Task goal >> Tally the lines containing "ampli" in this data. Respond with the tally alone.

Input data >>
■ ■ ■ ■ ■ ■ ■

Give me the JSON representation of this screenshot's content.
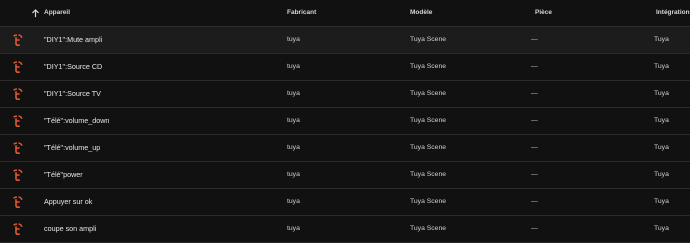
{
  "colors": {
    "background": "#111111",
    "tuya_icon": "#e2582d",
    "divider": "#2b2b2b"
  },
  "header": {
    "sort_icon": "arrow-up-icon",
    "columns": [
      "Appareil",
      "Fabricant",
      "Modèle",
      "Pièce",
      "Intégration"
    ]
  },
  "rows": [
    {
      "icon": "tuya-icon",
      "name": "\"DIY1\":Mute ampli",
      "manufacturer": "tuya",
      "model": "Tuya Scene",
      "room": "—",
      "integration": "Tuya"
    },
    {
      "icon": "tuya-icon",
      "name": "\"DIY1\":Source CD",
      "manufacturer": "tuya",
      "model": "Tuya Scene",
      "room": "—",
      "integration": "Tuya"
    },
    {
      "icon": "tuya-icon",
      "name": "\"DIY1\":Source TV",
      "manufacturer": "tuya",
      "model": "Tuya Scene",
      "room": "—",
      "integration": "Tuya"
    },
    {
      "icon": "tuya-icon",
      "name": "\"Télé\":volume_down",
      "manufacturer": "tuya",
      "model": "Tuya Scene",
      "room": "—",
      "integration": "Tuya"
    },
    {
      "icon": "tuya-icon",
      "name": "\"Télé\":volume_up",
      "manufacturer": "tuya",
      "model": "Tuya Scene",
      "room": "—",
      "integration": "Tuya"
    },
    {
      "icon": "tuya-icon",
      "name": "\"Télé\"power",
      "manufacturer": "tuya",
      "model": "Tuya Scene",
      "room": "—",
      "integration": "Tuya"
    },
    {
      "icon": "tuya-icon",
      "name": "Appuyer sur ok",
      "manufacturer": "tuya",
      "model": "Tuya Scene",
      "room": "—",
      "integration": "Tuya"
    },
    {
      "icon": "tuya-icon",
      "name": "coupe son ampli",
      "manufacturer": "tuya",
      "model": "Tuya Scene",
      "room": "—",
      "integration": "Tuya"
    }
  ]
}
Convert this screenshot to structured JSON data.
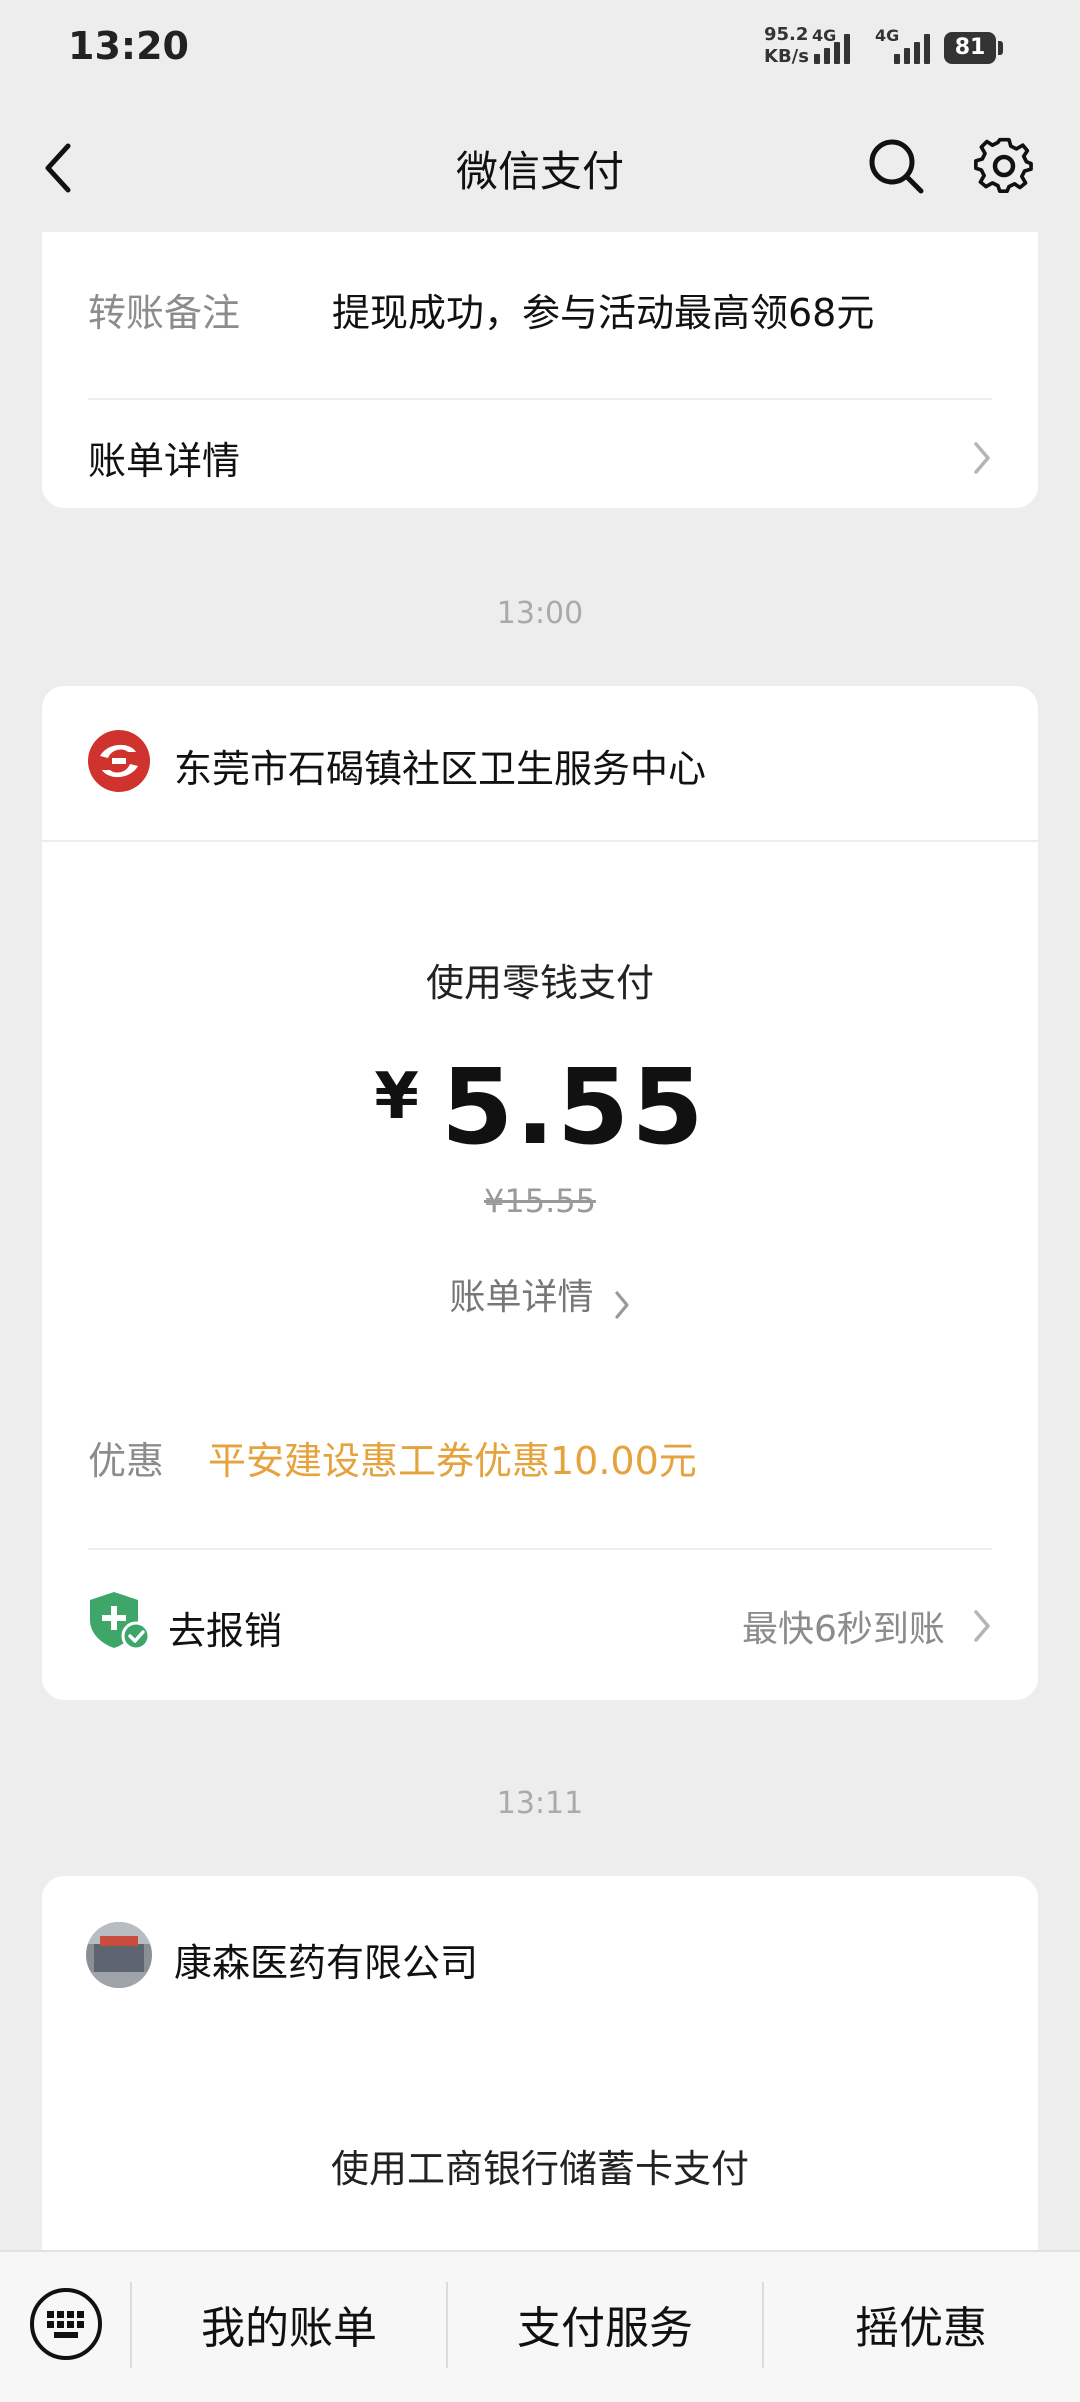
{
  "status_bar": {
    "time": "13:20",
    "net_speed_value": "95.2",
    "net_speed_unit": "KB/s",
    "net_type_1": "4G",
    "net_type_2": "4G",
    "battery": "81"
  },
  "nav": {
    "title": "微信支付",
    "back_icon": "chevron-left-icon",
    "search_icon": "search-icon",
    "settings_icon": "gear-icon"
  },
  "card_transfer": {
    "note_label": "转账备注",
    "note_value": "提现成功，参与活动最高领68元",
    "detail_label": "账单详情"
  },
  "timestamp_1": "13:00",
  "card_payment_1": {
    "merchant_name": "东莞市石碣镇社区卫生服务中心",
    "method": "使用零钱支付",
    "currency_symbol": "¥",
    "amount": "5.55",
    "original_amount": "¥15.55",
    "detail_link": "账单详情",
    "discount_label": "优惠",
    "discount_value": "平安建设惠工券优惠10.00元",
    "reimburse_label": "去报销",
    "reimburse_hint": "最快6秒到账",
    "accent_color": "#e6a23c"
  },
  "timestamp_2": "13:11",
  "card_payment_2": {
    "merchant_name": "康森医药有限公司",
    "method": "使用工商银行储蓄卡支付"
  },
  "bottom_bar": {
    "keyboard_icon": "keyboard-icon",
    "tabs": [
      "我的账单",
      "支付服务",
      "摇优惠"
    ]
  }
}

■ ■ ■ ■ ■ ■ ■

Output below >> 2